PAGES OF TESTIMONY FROM YAD VASHEM
by M. Traub and D. Fleishman-Traub, Tel-Aviv
Kupishuk - located in the forest on the river Kupe, 40 kilometers east of the capital
As the onset of the Holocaust, there were 1,500 Jews living there. The German army
captured the town on June 26, 1941, when it was inhabited by many Jews who came there by
foot from Ponevez, Subich and Vishinto. Many Jews also came there by horse and buggy.
Shortly, the atrocities began. The Jews were put into ghettos and were given inadequate
housing on Vilna Street. They lived in the old fire department headquarters where they
were crowded and living conditions were unbelievable. They were given almost no food or
Immediately, large groups were taken out to be slaughtered. The actual work was done by
Lithuanian activists who were residents of Kupishuk before the German occupation.
The Germans appointed a German resident named Luva as commander of the town. He came to
Kupishuk during the Russian occupation claiming he was wounded by the Germans. The
Russians took pity on him and made him a teacher in a gymnasia and he won their trust by
posing as a Communist. Later, it became clear that he was a Nazi.
According to his records, he arrested 25 people, kept them in a cellar, and in July,
took them out behind the railroad station and killed them. The next group of Jews he

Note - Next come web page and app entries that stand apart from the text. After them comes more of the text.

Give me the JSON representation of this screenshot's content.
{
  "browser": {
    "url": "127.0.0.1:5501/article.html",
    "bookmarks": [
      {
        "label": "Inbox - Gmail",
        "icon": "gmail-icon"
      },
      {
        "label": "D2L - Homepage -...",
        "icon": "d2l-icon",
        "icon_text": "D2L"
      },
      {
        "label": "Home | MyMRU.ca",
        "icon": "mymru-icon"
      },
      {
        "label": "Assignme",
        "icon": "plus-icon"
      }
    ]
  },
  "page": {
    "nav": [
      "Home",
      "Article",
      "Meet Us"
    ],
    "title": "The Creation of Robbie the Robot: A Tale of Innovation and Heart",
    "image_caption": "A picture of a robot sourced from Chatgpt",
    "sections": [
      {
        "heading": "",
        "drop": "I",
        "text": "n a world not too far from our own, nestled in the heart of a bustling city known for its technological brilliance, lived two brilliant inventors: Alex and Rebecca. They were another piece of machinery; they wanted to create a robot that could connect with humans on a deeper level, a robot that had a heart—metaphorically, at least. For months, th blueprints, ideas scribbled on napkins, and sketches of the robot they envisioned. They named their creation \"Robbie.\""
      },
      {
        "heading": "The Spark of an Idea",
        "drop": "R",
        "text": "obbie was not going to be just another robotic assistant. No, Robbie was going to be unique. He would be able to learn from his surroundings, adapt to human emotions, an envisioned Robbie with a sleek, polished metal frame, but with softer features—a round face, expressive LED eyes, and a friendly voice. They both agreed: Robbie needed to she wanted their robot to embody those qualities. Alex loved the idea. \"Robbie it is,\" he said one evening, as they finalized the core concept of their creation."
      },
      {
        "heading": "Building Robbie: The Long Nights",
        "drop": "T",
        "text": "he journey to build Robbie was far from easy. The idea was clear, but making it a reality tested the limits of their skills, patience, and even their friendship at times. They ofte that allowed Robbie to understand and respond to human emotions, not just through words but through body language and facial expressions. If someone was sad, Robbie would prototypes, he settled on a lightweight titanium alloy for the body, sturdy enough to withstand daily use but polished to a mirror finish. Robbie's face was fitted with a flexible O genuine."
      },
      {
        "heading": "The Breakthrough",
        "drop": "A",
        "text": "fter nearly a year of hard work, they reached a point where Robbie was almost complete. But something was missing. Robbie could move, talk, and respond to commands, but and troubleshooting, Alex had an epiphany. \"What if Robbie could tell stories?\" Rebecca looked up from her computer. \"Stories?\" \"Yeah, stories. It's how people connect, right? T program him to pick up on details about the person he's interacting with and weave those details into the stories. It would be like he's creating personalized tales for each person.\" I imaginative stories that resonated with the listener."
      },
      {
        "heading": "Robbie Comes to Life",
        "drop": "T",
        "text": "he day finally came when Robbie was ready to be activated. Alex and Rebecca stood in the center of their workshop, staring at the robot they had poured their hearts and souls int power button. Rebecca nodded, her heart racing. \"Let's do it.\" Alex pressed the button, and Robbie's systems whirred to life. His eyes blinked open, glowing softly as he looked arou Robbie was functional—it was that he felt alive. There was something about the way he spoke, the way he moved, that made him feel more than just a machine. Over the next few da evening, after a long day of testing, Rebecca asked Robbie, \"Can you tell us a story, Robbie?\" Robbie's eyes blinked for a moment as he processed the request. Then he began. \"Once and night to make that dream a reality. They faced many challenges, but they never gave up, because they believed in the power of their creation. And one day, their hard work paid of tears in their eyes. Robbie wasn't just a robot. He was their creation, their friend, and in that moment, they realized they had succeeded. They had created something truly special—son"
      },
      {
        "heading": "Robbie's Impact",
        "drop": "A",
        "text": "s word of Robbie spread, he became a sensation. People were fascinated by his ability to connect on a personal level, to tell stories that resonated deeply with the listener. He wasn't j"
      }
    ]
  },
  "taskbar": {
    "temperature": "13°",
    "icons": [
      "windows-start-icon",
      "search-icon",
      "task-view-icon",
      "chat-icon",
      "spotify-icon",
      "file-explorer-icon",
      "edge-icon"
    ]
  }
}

arrested was larger and consisted of most males and a few younger women. He took all 41 of
them on August, 1941, to the rear of the monastery and killed some. The rest he killed
behind the Lithuanian gymnasia. He killed a third group in a similar manner. This was all
done by Lithuanians under Luva's supervision.
The intelligentzia of the city also have blood on their hands. The head of the police,
P. Graizunas and his assistant, V. Gadialis, along with the gym teacher Kargzdieta, and
Luva's lover, Zikunis, took part in this.
Along with them, were graduates of the Lithuanian gymnasia including: Yukanis,
Tchumshumis, Dubrindis, Dambraukartis and others, who helped uproot Jews from their hiding
places. By September, 1941, not one Jew remained in Kupishuk.
Among the 3,000 Jews killed were some from Vishinta, Shmantze, Plivna, and some from
Subech and othe small communities.
There was a priest named Ragouskas who was a teacher in the Kupishuk gymnasia. He was
disenchanted with Catholicism and tried to save some Jews, but it was in vain since Luva
and his followers found them.
Dr. J. Franzkevich was the doctor in Kupishuk and tried to save the Rebbetzin
Pertzovsky and Mrs. Meyerovitz and her children, but they were killed.
One of the first young Jews to revolt was I. Gershumet. Along with him was: Ch. Yutin,
H. Shoistevnia, Tzundel, and their friends. They revolted against their Lithuanian
students who aided the Nazis. They wounded 2 students which caused even more hatred
towards the Jews.
Only 3 Jewish cemeteries remained in Kupishuk. One behind Casa Caten, one near the
seminary and a small one near the railroad station.
The Jews who tried to escape were killed along with the others. Very few succeeded in
reaching Russia and few remained in the Vilna or Kovna ghettos.
After the War, the Kupishuker survivors organized and built a monument for the fallen,
written in Lithuanian, Russian and Yiddish. They wanted to erect this monument where the
Kupishukers were killed, but the Russian government wouldn't allow it and the monument was
kept in an office until 1953 when it was moved elsewhere. On it was inscribed
"Casualties of the Facists in Russian and Lithuanian.
In the cemetery logbook titled, "The Slaughter of the Public in Lithuania",
it reveals 3 places of murder in Kupishuk.
The first place is at the end of Gidamin Street in Kupishuk, near the priests'
cemetery. The date of the slaughter was late in 1941 and about 1,000 people were killed.
The second place is near the Jewish cemetery on the River Kupe where, late in 1941,
2,700 people were killed.
The third is the Slavantziskis forest, 1 kilometer from the railroad station toward
Shimyana. The date is June 28, 1941, and 78 people were killed.